Williston (North Dakota)

Williston is a city on the Missouri River, near the northwestern corner of North Dakota, that is now experiencing explosive growth due to an oil boom. It is about 230 miles northwest of Bismarck - the state capital - by car. Williston is the county seat. The 2010 U.S. Census reported that the population was just short of 15,000, but the current population is now believed to be over 30,000.


Williston was founded as a Northern Pacific Railroad stop in 1887 and named for Daniel Willis James. It was chosen over the nearby town of Buford as the site of a turntable which led to its early growth. In 1951, oil was first discovered in the Williston Basin. Williston experienced rapid growth during its first oil boom in the 1980s. After the boom died down, the population shrank to about 13,000. Geologists recently discovered 4.3 billion barrels of recoverable oil in the Bakken Formation. The Three Forks Salish Formation also contains recoverable oil. With these recent discoveries, Williston experienced another oil boom and rapidly increased in size. While the rest of the country remained in a recession, Williston boasted a strong economy, one of the lowest unemployment rates in the nation, plenty of jobs, and the highest wages in North Dakota. Following a sharp decline in oil prices in the second half of 2014, the boom ended (at least for the time being).

Despite the recent growth, Williston still maintains a small town atmosphere. Most residents are friendly and will happily give visitors directions.

Williston news and weather.

Get in

By car

US Highway 2 runs east-west, intersecting with Interstate 29 in Grand Forks and Interstate 15 in Shelby, Montana.

US Highway 85 runs north-south, intersecting with Interstate 94 west of Dickinson.

By plane

By train

Get around




During the recent oil boom, Williston experienced a severe labor shortage.

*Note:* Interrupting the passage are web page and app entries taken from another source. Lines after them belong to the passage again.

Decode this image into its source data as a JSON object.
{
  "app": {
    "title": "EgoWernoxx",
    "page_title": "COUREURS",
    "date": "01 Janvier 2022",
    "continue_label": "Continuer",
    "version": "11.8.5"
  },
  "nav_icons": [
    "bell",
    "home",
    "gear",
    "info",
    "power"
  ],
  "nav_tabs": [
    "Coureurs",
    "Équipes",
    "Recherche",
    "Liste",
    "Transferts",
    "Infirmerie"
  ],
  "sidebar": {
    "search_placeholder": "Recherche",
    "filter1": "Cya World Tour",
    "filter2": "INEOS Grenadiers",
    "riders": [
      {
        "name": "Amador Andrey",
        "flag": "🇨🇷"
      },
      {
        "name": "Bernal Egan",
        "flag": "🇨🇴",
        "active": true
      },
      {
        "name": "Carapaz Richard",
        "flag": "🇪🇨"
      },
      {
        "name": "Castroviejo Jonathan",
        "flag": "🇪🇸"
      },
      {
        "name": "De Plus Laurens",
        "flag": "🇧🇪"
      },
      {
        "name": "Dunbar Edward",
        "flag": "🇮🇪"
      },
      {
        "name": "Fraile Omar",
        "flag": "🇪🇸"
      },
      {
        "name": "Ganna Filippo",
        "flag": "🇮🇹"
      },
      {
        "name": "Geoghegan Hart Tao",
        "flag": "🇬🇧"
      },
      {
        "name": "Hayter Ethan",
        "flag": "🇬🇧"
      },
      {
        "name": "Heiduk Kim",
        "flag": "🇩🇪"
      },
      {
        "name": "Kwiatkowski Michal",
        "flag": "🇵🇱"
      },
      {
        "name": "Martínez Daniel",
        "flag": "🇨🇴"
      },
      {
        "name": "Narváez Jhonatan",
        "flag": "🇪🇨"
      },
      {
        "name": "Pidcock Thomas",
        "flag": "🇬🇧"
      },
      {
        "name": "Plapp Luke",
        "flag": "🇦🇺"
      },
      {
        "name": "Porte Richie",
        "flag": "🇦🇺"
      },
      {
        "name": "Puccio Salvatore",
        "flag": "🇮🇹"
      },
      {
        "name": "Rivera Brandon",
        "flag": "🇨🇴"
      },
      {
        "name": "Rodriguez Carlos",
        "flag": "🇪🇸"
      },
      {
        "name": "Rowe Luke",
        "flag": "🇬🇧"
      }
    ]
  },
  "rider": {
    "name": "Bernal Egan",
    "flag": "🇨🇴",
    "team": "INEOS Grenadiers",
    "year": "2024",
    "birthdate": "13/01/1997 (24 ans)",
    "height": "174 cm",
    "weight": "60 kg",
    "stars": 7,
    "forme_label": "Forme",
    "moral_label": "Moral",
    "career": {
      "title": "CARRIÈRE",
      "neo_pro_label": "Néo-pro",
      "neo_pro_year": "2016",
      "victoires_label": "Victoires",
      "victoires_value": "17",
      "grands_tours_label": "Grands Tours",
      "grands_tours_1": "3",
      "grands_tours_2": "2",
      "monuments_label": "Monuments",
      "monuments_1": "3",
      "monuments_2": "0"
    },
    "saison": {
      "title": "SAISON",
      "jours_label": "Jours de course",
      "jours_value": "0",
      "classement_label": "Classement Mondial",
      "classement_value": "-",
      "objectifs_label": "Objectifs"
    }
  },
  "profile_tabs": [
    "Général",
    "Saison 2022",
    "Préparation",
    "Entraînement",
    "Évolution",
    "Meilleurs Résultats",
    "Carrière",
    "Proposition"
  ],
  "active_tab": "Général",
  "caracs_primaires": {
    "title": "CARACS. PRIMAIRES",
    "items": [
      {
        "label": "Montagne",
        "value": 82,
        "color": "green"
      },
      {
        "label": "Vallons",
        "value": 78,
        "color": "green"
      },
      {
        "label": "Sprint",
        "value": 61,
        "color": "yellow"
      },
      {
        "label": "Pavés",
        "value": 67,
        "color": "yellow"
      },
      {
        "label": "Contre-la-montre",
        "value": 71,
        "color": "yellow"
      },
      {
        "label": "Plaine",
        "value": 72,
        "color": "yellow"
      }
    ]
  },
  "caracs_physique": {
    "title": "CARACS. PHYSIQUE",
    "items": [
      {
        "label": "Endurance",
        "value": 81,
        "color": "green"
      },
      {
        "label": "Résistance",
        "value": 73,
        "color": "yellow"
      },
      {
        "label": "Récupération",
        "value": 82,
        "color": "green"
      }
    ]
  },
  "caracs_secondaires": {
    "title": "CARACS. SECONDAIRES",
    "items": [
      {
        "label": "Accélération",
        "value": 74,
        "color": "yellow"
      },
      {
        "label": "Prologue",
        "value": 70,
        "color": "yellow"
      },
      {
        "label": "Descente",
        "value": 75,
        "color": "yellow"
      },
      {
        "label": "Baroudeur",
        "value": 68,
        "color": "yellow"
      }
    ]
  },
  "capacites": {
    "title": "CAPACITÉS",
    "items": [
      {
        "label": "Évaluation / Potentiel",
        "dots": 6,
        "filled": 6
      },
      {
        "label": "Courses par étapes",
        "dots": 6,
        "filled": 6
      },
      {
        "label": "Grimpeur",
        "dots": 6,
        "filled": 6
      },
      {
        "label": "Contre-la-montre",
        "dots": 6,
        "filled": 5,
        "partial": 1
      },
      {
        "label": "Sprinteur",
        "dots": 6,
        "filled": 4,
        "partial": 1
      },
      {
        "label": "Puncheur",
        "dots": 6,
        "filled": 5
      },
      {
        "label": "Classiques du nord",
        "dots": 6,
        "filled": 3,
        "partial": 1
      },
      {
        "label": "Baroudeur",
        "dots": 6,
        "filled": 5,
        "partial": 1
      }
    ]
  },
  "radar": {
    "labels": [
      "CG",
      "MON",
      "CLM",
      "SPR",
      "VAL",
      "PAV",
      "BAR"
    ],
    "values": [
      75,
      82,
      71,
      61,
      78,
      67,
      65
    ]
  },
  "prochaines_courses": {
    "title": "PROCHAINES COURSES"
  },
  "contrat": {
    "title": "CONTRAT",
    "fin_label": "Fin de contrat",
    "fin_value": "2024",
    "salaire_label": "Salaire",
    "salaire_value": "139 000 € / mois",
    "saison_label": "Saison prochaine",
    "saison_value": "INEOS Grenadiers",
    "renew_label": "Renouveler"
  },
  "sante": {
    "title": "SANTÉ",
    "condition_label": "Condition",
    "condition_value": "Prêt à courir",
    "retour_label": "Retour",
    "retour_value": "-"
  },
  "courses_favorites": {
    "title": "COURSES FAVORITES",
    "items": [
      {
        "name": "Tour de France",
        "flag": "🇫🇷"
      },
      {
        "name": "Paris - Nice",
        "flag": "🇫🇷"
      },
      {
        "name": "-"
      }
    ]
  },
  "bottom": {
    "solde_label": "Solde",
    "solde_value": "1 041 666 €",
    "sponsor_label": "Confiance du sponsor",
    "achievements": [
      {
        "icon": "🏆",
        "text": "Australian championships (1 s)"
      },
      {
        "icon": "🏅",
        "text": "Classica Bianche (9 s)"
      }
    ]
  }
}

Jobs were easy to find, wages were the highest in the state, and the companies offered great benefits. The waning of the oil boom in early 2015 has changed the labor equation considerably, with many companies letting workers go or closing.

Oil-field jobs



Downtown Williston offers many shopping opportunities.




The oil boom in Williston resulted in a severe housing shortage, but the situation has changed with the boom going bust. Many developments built to house workers during the boom now stand empty, and other developments were canceled. Booking a hotel room in Williston on short notice was difficult or impossible during the boom, with oil companies contracting with area hotels to house workers, but should now be considerably easier.

Note: Most motels are either clustered downtown or near the airport at the northern limit of town.

Stay safe

North Dakota has one of the lowest crime rates in North America, and Williston has one of the lowest of North Dakota. Most residents do not lock their doors, and in wintertime many people leave their cars running in parking lots as they run their errands.

Violent crime and rape are rare, and usually occur due to the influence of alcohol. However, women should use common sense when walking alone near bars at night. Most residents and police officers will pull over and offer rides to people walking at night or in the winter. The biggest threat are drunk drivers. If needed, the police can be reached at 701-577-1212.

Go next

Routes through Williston

Spokane Malta  W  E  Minot Fargo
Shelby Malta  W  E  Ray Minot
END Fortuna  N  S  Alexander Spearfish

This article is issued from Wikivoyage - version of the Monday, December 14, 2015. The text is available under the Creative Commons Attribution/Share Alike but additional terms may apply for the media files.